EXERCISE DESCRIPTION
Produce a character-for-character copy of the data below.

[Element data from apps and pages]
--------------------------------------------------
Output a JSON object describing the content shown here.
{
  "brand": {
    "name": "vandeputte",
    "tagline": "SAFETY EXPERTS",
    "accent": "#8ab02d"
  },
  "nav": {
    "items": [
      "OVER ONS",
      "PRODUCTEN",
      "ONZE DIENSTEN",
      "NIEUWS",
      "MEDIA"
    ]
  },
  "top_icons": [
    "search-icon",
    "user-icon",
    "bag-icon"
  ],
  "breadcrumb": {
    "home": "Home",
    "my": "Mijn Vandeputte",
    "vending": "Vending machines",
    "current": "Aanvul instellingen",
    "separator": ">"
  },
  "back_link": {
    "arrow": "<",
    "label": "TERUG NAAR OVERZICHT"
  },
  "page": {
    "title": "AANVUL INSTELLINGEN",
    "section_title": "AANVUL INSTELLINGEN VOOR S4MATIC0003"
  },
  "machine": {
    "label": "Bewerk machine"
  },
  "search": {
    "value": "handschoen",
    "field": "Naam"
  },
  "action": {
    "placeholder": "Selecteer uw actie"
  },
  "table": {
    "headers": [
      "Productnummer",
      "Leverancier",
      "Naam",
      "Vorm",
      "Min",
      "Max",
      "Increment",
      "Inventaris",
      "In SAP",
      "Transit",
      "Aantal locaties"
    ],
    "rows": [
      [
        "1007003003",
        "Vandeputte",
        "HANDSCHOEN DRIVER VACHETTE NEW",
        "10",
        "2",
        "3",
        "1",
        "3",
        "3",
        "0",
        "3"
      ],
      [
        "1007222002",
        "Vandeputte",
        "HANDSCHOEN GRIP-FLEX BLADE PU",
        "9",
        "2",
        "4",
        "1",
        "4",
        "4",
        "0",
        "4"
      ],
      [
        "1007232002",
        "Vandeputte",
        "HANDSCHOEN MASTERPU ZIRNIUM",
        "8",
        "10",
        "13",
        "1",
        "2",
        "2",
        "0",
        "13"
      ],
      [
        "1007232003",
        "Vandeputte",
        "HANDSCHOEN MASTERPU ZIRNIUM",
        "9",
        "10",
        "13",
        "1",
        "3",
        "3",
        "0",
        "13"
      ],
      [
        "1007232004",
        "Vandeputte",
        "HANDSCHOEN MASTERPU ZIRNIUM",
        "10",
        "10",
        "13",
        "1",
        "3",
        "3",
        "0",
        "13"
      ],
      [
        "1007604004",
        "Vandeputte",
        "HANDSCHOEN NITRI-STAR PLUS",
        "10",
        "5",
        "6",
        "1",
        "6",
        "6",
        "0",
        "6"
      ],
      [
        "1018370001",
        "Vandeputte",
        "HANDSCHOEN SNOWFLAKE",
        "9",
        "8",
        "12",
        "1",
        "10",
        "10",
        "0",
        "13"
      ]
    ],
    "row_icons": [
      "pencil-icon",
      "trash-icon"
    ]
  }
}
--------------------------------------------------
WRITTEN SOLUTION
Output a JSON object describing the content shown here.
{
  "brand": {
    "name": "vandeputte",
    "tagline": "SAFETY EXPERTS",
    "accent": "#8ab02d"
  },
  "nav": {
    "items": [
      "OVER ONS",
      "PRODUCTEN",
      "ONZE DIENSTEN",
      "NIEUWS",
      "MEDIA"
    ]
  },
  "top_icons": [
    "search-icon",
    "user-icon",
    "bag-icon"
  ],
  "breadcrumb": {
    "home": "Home",
    "my": "Mijn Vandeputte",
    "vending": "Vending machines",
    "current": "Aanvul instellingen",
    "separator": ">"
  },
  "back_link": {
    "arrow": "<",
    "label": "TERUG NAAR OVERZICHT"
  },
  "page": {
    "title": "AANVUL INSTELLINGEN",
    "section_title": "AANVUL INSTELLINGEN VOOR S4MATIC0003"
  },
  "machine": {
    "label": "Bewerk machine"
  },
  "search": {
    "value": "handschoen",
    "field": "Naam"
  },
  "action": {
    "placeholder": "Selecteer uw actie"
  },
  "table": {
    "headers": [
      "Productnummer",
      "Leverancier",
      "Naam",
      "Vorm",
      "Min",
      "Max",
      "Increment",
      "Inventaris",
      "In SAP",
      "Transit",
      "Aantal locaties"
    ],
    "rows": [
      [
        "1007003003",
        "Vandeputte",
        "HANDSCHOEN DRIVER VACHETTE NEW",
        "10",
        "2",
        "3",
        "1",
        "3",
        "3",
        "0",
        "3"
      ],
      [
        "1007222002",
        "Vandeputte",
        "HANDSCHOEN GRIP-FLEX BLADE PU",
        "9",
        "2",
        "4",
        "1",
        "4",
        "4",
        "0",
        "4"
      ],
      [
        "1007232002",
        "Vandeputte",
        "HANDSCHOEN MASTERPU ZIRNIUM",
        "8",
        "10",
        "13",
        "1",
        "2",
        "2",
        "0",
        "13"
      ],
      [
        "1007232003",
        "Vandeputte",
        "HANDSCHOEN MASTERPU ZIRNIUM",
        "9",
        "10",
        "13",
        "1",
        "3",
        "3",
        "0",
        "13"
      ],
      [
        "1007232004",
        "Vandeputte",
        "HANDSCHOEN MASTERPU ZIRNIUM",
        "10",
        "10",
        "13",
        "1",
        "3",
        "3",
        "0",
        "13"
      ],
      [
        "1007604004",
        "Vandeputte",
        "HANDSCHOEN NITRI-STAR PLUS",
        "10",
        "5",
        "6",
        "1",
        "6",
        "6",
        "0",
        "6"
      ],
      [
        "1018370001",
        "Vandeputte",
        "HANDSCHOEN SNOWFLAKE",
        "9",
        "8",
        "12",
        "1",
        "10",
        "10",
        "0",
        "13"
      ]
    ],
    "row_icons": [
      "pencil-icon",
      "trash-icon"
    ]
  }
}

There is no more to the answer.